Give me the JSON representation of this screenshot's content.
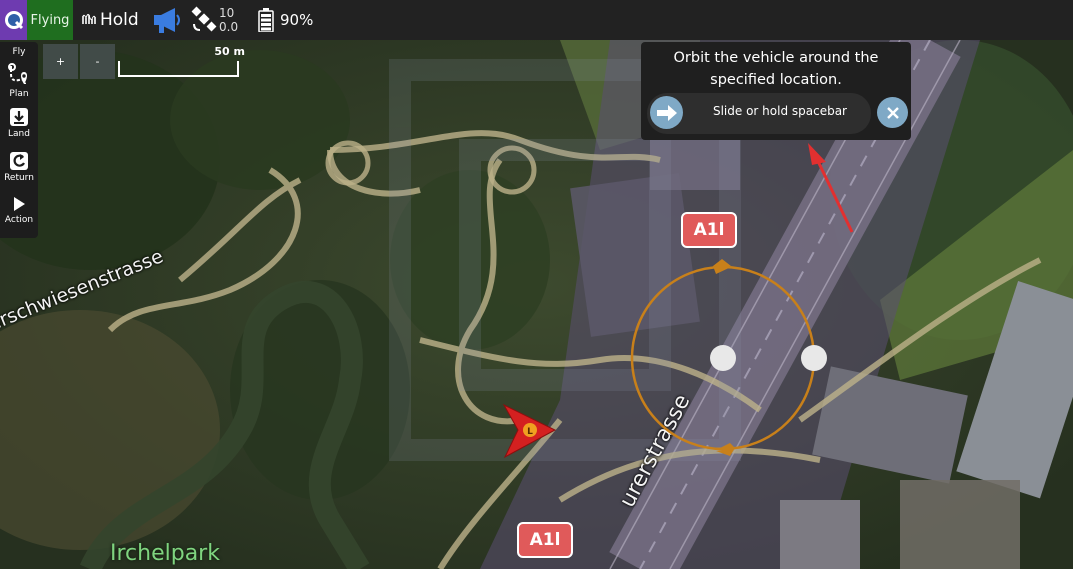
{
  "toolbar": {
    "flight_state": "Flying",
    "flight_mode": "Hold",
    "gps_satellites": "10",
    "gps_hdop": "0.0",
    "battery": "90%",
    "icons": [
      "qgc-logo-icon",
      "mode-waveform-icon",
      "megaphone-icon",
      "satellite-icon",
      "battery-icon"
    ],
    "colors": {
      "flying_bg": "#1f6e1f",
      "logo_bg": "#6e3bb0",
      "megaphone": "#3a7ce0"
    }
  },
  "tools": [
    {
      "id": "fly",
      "label": "Fly"
    },
    {
      "id": "plan",
      "label": "Plan",
      "icon": "plan-route-icon"
    },
    {
      "id": "land",
      "label": "Land",
      "icon": "land-icon"
    },
    {
      "id": "return",
      "label": "Return",
      "icon": "return-icon"
    },
    {
      "id": "action",
      "label": "Action",
      "icon": "play-icon"
    }
  ],
  "map": {
    "zoom_in": "+",
    "zoom_out": "-",
    "scale": "50 m",
    "street_labels": [
      "Hirschwiesenstrasse",
      "urerstrasse"
    ],
    "park_label": "Irchelpark",
    "highway_shields": [
      "A1l",
      "A1l"
    ],
    "vehicle_marker_label": "L",
    "orbit_color": "#c8801a"
  },
  "guided_action": {
    "message": "Orbit the vehicle around the specified location.",
    "slider_text": "Slide or hold spacebar",
    "cancel_icon": "close-icon",
    "slider_icon": "arrow-right-icon",
    "accent": "#7fa9c6"
  }
}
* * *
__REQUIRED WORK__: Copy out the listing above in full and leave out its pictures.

__TASK OUTPUT__:
Give me the JSON representation of this screenshot's content.
{
  "toolbar": {
    "flight_state": "Flying",
    "flight_mode": "Hold",
    "gps_satellites": "10",
    "gps_hdop": "0.0",
    "battery": "90%",
    "icons": [
      "qgc-logo-icon",
      "mode-waveform-icon",
      "megaphone-icon",
      "satellite-icon",
      "battery-icon"
    ],
    "colors": {
      "flying_bg": "#1f6e1f",
      "logo_bg": "#6e3bb0",
      "megaphone": "#3a7ce0"
    }
  },
  "tools": [
    {
      "id": "fly",
      "label": "Fly"
    },
    {
      "id": "plan",
      "label": "Plan",
      "icon": "plan-route-icon"
    },
    {
      "id": "land",
      "label": "Land",
      "icon": "land-icon"
    },
    {
      "id": "return",
      "label": "Return",
      "icon": "return-icon"
    },
    {
      "id": "action",
      "label": "Action",
      "icon": "play-icon"
    }
  ],
  "map": {
    "zoom_in": "+",
    "zoom_out": "-",
    "scale": "50 m",
    "street_labels": [
      "Hirschwiesenstrasse",
      "urerstrasse"
    ],
    "park_label": "Irchelpark",
    "highway_shields": [
      "A1l",
      "A1l"
    ],
    "vehicle_marker_label": "L",
    "orbit_color": "#c8801a"
  },
  "guided_action": {
    "message": "Orbit the vehicle around the specified location.",
    "slider_text": "Slide or hold spacebar",
    "cancel_icon": "close-icon",
    "slider_icon": "arrow-right-icon",
    "accent": "#7fa9c6"
  }
}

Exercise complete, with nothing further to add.